Prep 10 mins
Cook 0 mins
Found at Leite's Culinaria when I went in search of Spanish olive recipes. David Leite is the author of The New Portuguese Table Cookbook & says he serves this as a dip w/crudités, alongside crackers or bread or as a topping for grilled fish. He also said "Don’t make this in a food proc. The bowls of most proc are too lrg to allow the scant amt of ingredients to whip up to the right consistency. A sml narrow blender (or a mini chop or handheld blender) works best. I noted that 1 reviewer solved this issue by doubling the recipe & was glad she did since it was so popular w/her guests. I hope it will be equally well-received by you. (Both yield & times have been estimated) *Enjoy!*

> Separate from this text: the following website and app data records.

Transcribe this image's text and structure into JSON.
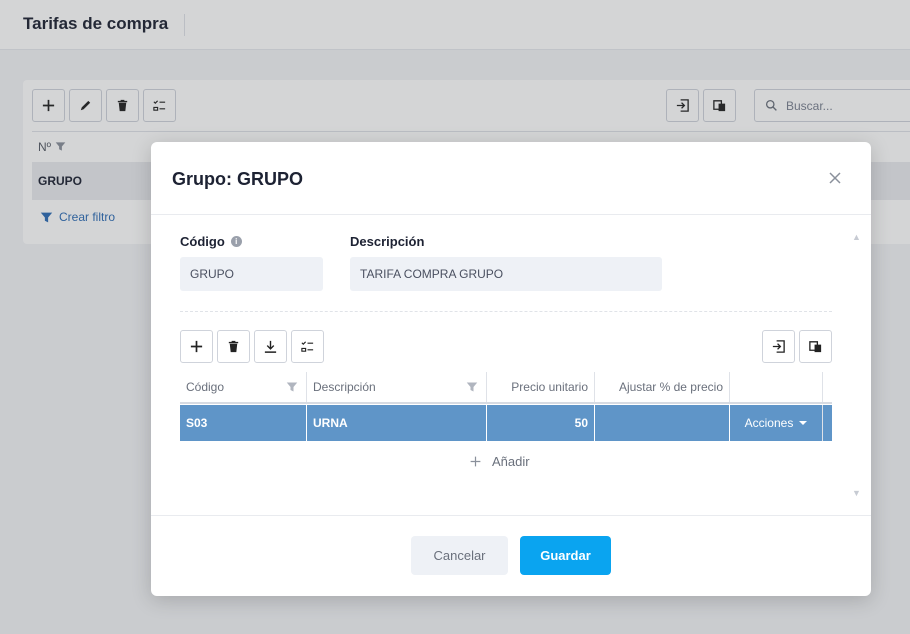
{
  "page": {
    "title": "Tarifas de compra"
  },
  "background_list": {
    "search_placeholder": "Buscar...",
    "columns": [
      "Nº"
    ],
    "row_value": "GRUPO",
    "filter_link": "Crear filtro"
  },
  "modal": {
    "title": "Grupo: GRUPO",
    "codigo_label": "Código",
    "codigo_value": "GRUPO",
    "descripcion_label": "Descripción",
    "descripcion_value": "TARIFA COMPRA GRUPO",
    "grid": {
      "headers": [
        "Código",
        "Descripción",
        "Precio unitario",
        "Ajustar % de precio",
        ""
      ],
      "rows": [
        {
          "codigo": "S03",
          "descripcion": "URNA",
          "precio": "50",
          "ajustar": "",
          "acciones": "Acciones"
        }
      ]
    },
    "add_label": "Añadir",
    "cancel_label": "Cancelar",
    "save_label": "Guardar"
  },
  "colors": {
    "accent": "#0aa4f0",
    "selected_row": "#5f95c8"
  }
}
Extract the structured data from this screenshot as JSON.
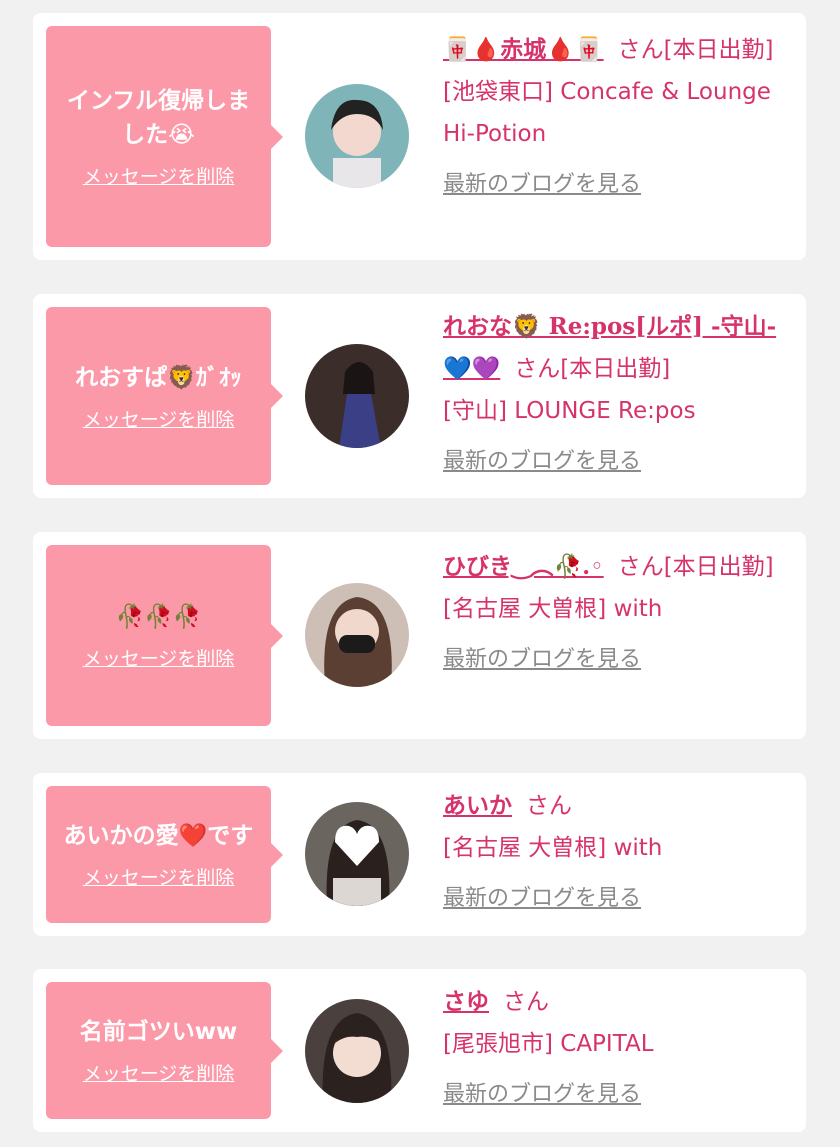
{
  "common": {
    "delete_label": "メッセージを削除",
    "blog_label": "最新のブログを見る",
    "honorific": "さん"
  },
  "colors": {
    "background": "#f1f1f1",
    "card": "#ffffff",
    "bubble": "#fc99a9",
    "accent_text": "#d6336c",
    "link_gray": "#8a8a8a"
  },
  "items": [
    {
      "message": "インフル復帰しました😭",
      "name": "🀄🩸赤城🩸🀄",
      "status": "[本日出勤]",
      "shop": "[池袋東口] Concafe & Lounge Hi-Potion",
      "avatar_icon": "avatar-photo"
    },
    {
      "message": "れおすぱ🦁ｶﾞｵｯ",
      "name": "れおな🦁 Re:pos[ルポ] -守山-💙💜",
      "status": "[本日出勤]",
      "shop": "[守山] LOUNGE Re:pos",
      "avatar_icon": "avatar-photo"
    },
    {
      "message": "🥀🥀🥀",
      "name": "ひびき‿︵🥀.◦",
      "status": "[本日出勤]",
      "shop": "[名古屋 大曽根] with",
      "avatar_icon": "avatar-photo"
    },
    {
      "message": "あいかの愛❤️です",
      "name": "あいか",
      "status": "",
      "shop": "[名古屋 大曽根] with",
      "avatar_icon": "avatar-photo"
    },
    {
      "message": "名前ゴツいww",
      "name": "さゆ",
      "status": "",
      "shop": "[尾張旭市] CAPITAL",
      "avatar_icon": "avatar-photo"
    }
  ]
}
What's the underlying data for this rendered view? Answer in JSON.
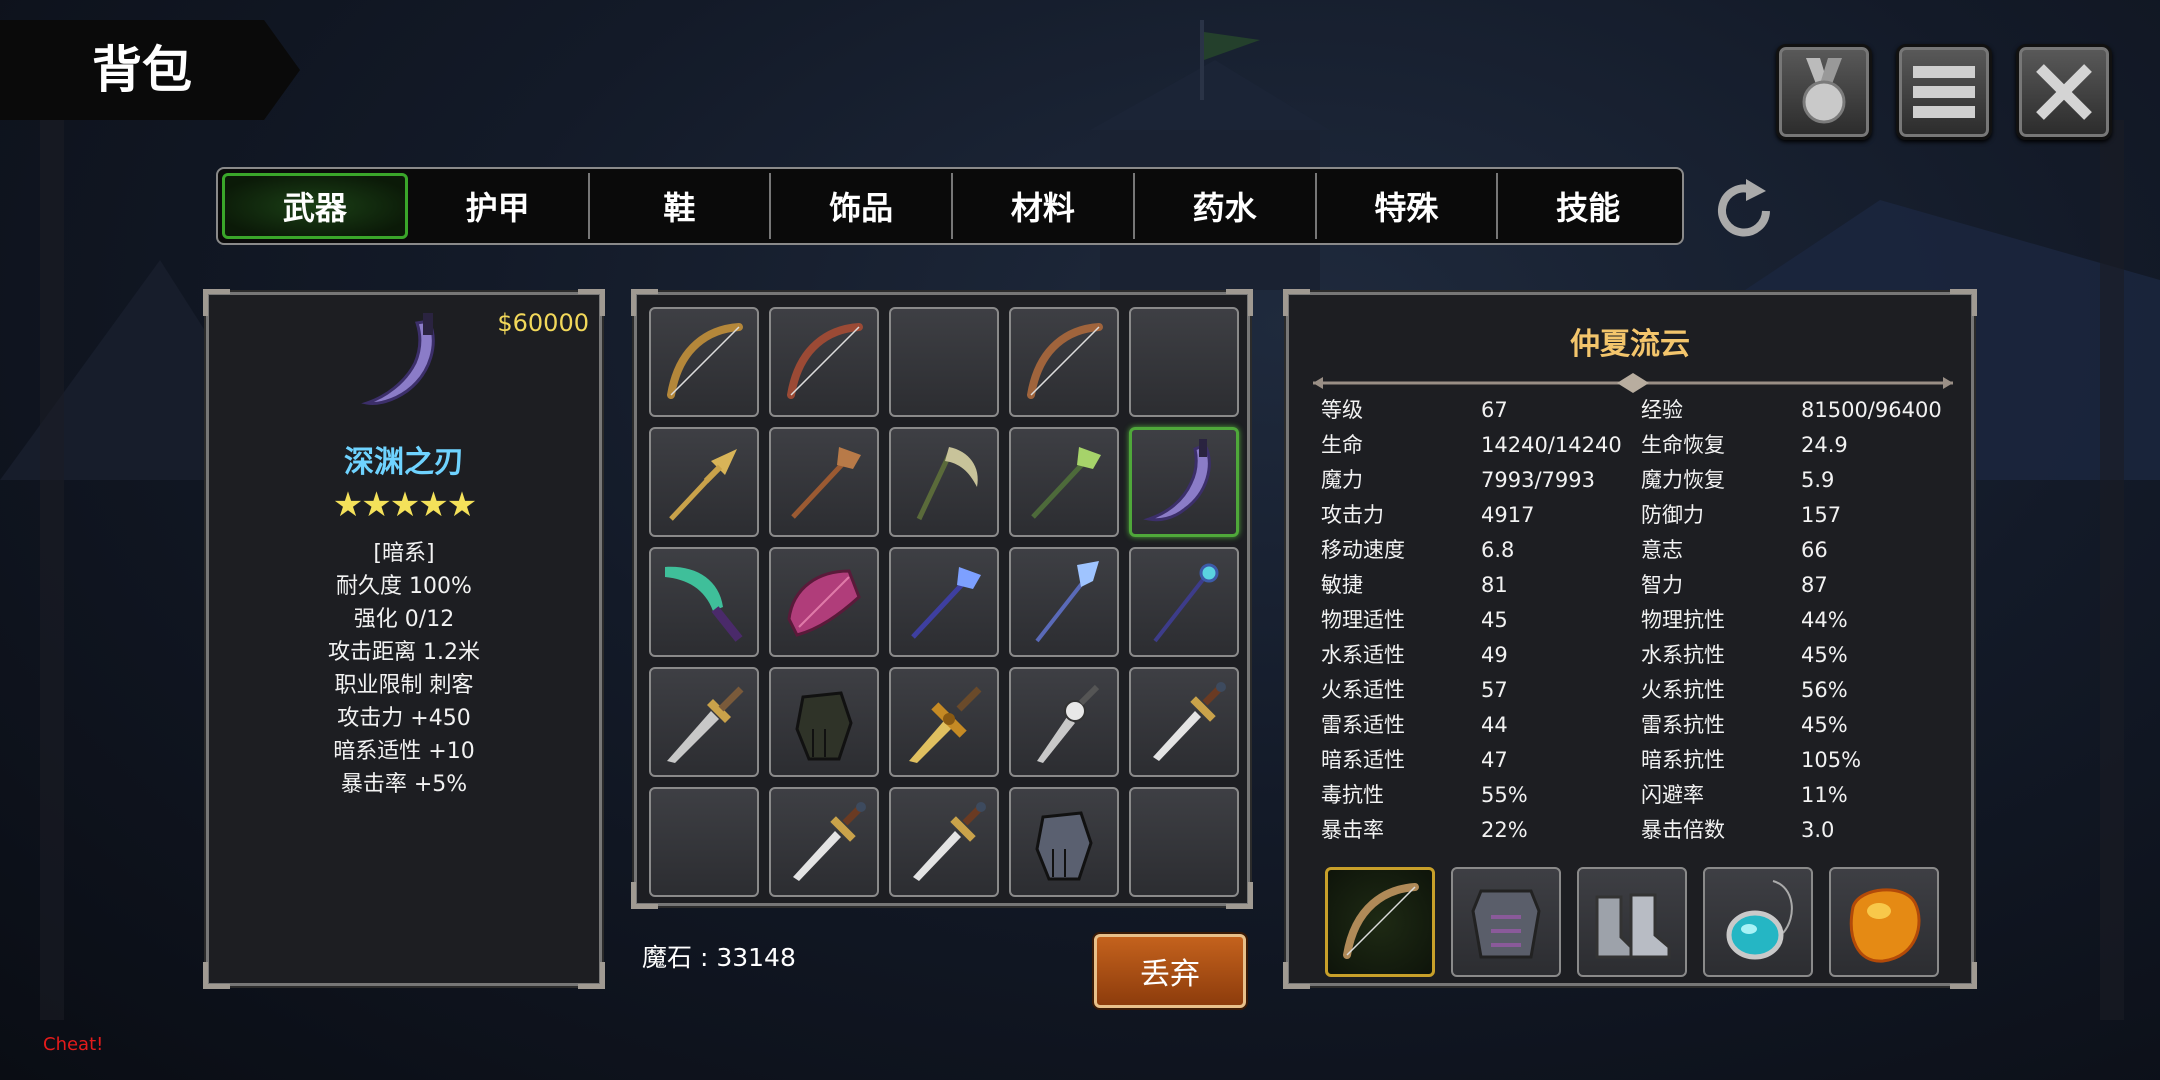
{
  "header": {
    "title": "背包"
  },
  "top_buttons": [
    {
      "name": "medal-button",
      "icon": "medal-icon"
    },
    {
      "name": "menu-button",
      "icon": "menu-icon"
    },
    {
      "name": "close-button",
      "icon": "close-icon"
    }
  ],
  "tabs": [
    "武器",
    "护甲",
    "鞋",
    "饰品",
    "材料",
    "药水",
    "特殊",
    "技能"
  ],
  "active_tab": "武器",
  "item_detail": {
    "price": "$60000",
    "name": "深渊之刃",
    "stars": "★★★★★",
    "star_count": 5,
    "attributes": [
      "[暗系]",
      "耐久度 100%",
      "强化 0/12",
      "攻击距离  1.2米",
      "职业限制  刺客",
      "攻击力  +450",
      "暗系适性  +10",
      "暴击率  +5%"
    ]
  },
  "inventory": {
    "slots": [
      "golden-bow-icon",
      "red-bow-icon",
      "empty",
      "wooden-bow-icon",
      "empty",
      "golden-trident-icon",
      "wooden-staff-icon",
      "bone-scythe-icon",
      "green-leaf-staff-icon",
      "dark-curved-blade-icon",
      "green-blade-icon",
      "crimson-shell-icon",
      "blue-spear-icon",
      "ice-trident-icon",
      "crystal-staff-icon",
      "ornate-dagger-icon",
      "dark-gauntlet-icon",
      "golden-sword-icon",
      "skull-dagger-icon",
      "bronze-sword-icon",
      "empty",
      "bronze-sword-icon",
      "bronze-sword-icon",
      "iron-gauntlet-icon",
      "empty"
    ],
    "selected_index": 9
  },
  "currency": {
    "label": "魔石 : 33148"
  },
  "drop_button": "丢弃",
  "character": {
    "name": "仲夏流云",
    "stats": [
      [
        "等级",
        "67",
        "经验",
        "81500/96400"
      ],
      [
        "生命",
        "14240/14240",
        "生命恢复",
        "24.9"
      ],
      [
        "魔力",
        "7993/7993",
        "魔力恢复",
        "5.9"
      ],
      [
        "攻击力",
        "4917",
        "防御力",
        "157"
      ],
      [
        "移动速度",
        "6.8",
        "意志",
        "66"
      ],
      [
        "敏捷",
        "81",
        "智力",
        "87"
      ],
      [
        "物理适性",
        "45",
        "物理抗性",
        "44%"
      ],
      [
        "水系适性",
        "49",
        "水系抗性",
        "45%"
      ],
      [
        "火系适性",
        "57",
        "火系抗性",
        "56%"
      ],
      [
        "雷系适性",
        "44",
        "雷系抗性",
        "45%"
      ],
      [
        "暗系适性",
        "47",
        "暗系抗性",
        "105%"
      ],
      [
        "毒抗性",
        "55%",
        "闪避率",
        "11%"
      ],
      [
        "暴击率",
        "22%",
        "暴击倍数",
        "3.0"
      ]
    ],
    "equipment": [
      "equipped-bow-icon",
      "chest-armor-icon",
      "steel-boots-icon",
      "turquoise-amulet-icon",
      "amber-stone-icon"
    ]
  },
  "cheat_label": "Cheat!",
  "colors": {
    "accent_green": "#3aa62a",
    "item_name": "#6fd3ff",
    "character_name": "#f3c56c",
    "price": "#f2d85a",
    "drop_button": "#b3521a",
    "cheat": "#e41b1b"
  }
}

- 78.07 ml whole milk (more if needed)
- 6 anchovy fillets, oil-packed
- 1 small garlic clove
- 6 fresh cilantro stems (leaves & tender stems)
- white pepper (freshly ground, pinch of)

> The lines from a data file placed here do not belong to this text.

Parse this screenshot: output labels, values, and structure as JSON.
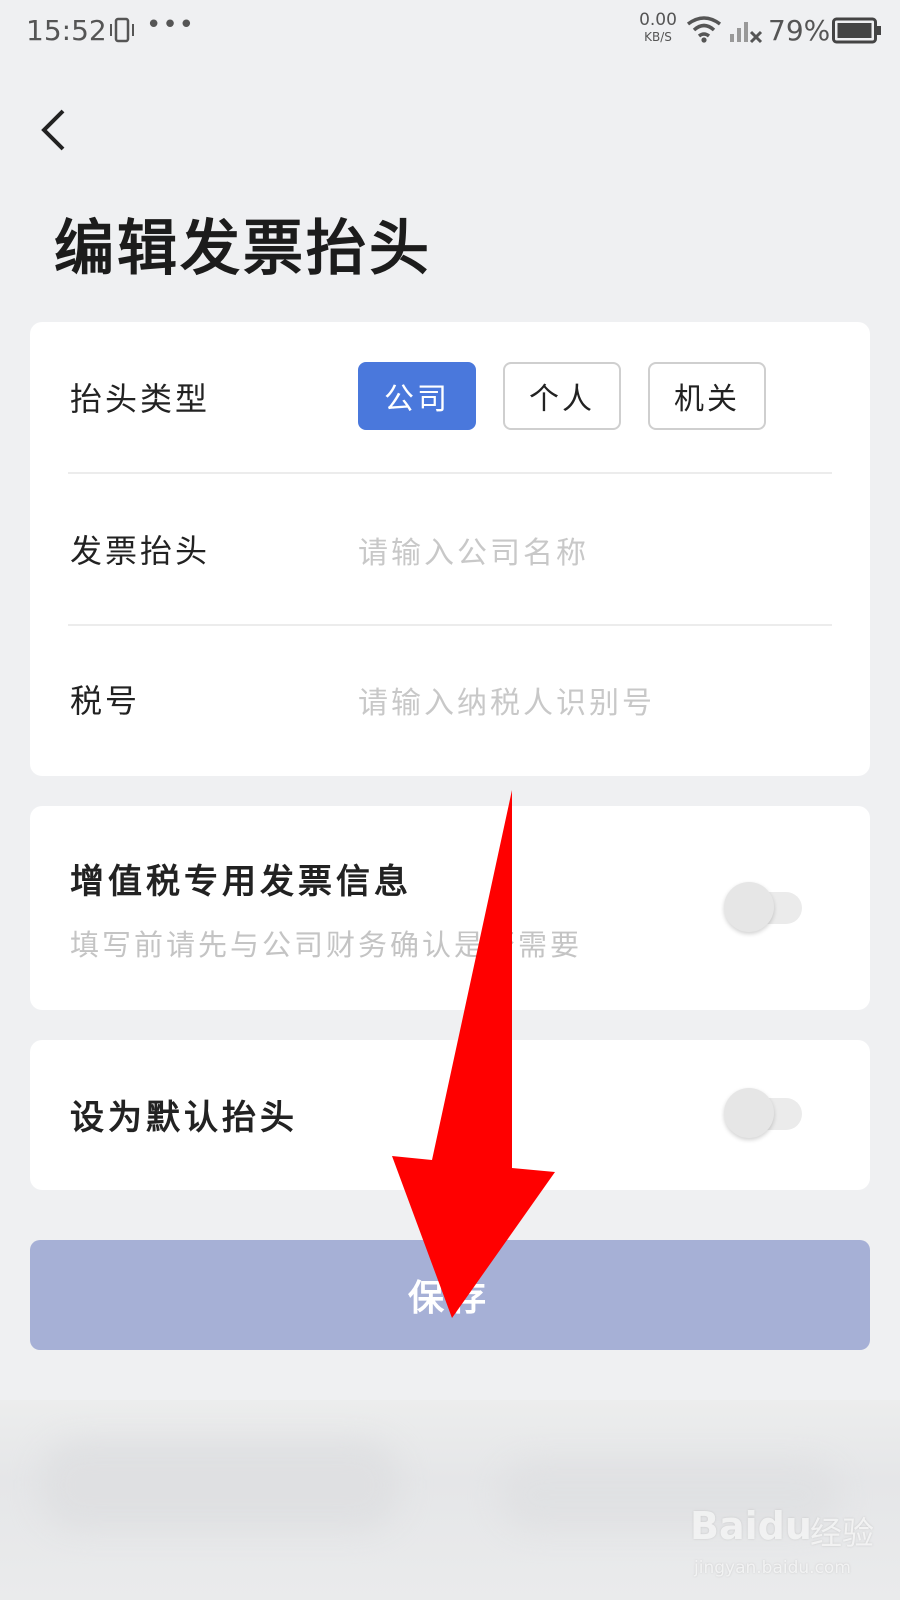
{
  "status_bar": {
    "time": "15:52",
    "more": "•••",
    "net_speed_value": "0.00",
    "net_speed_unit": "KB/S",
    "battery_percent": "79%"
  },
  "header": {
    "title": "编辑发票抬头"
  },
  "form": {
    "header_type_label": "抬头类型",
    "type_options": [
      "公司",
      "个人",
      "机关"
    ],
    "selected_type": "公司",
    "invoice_title_label": "发票抬头",
    "invoice_title_placeholder": "请输入公司名称",
    "invoice_title_value": "",
    "tax_id_label": "税号",
    "tax_id_placeholder": "请输入纳税人识别号",
    "tax_id_value": ""
  },
  "vat": {
    "title": "增值税专用发票信息",
    "subtitle": "填写前请先与公司财务确认是否需要",
    "enabled": false
  },
  "default_header": {
    "title": "设为默认抬头",
    "enabled": false
  },
  "save_button": {
    "label": "保存"
  },
  "watermark": {
    "logo": "Baidu",
    "brand_cn": "经验",
    "url": "jingyan.baidu.com"
  },
  "colors": {
    "accent": "#4a78dc",
    "save_button": "#a6b0d6",
    "annotation_arrow": "#ff0000"
  }
}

- 177.44 ml vegetable oil
- 158.51 ml green olives (such as Manzanilla, pitted, rinsed quickly if particularly salty & roughly chopped)
- Add the 1/3 cup milk, anchovies, garlic, 2/3 of the cilantro + the pepper to a blender & pulse to combine. W/the motor running, pour the oil in what the Portuguese call a fio (or fine thread). Keep whirring until the oil is incorporated & the mixture thickens (30 sec to 1 1/2 min depending on the equipment).
- Scrape the dip into a serving bowl & stir in the olives. Mince the remaining cilantro, sprinkle on top & serve. If the dip thickens, stir in a tbsp or 2 of milk.
- NOTE: I don't know about your thoughts, but I'm esp intrigued w/the idea of using this mixture w/grilled fish or maybe even chicken breasts.
This was a very good complement for the pan-fried flounder I made. I don't know if I would like it as a dip, per se, since it does have a strongish garlic flavor. Also do not substitute the whole milk as I did the first time I made this, because it may not thicken properly. Also be aware it diesnot taste like tartar sauce even though they have a number of ingredients in common.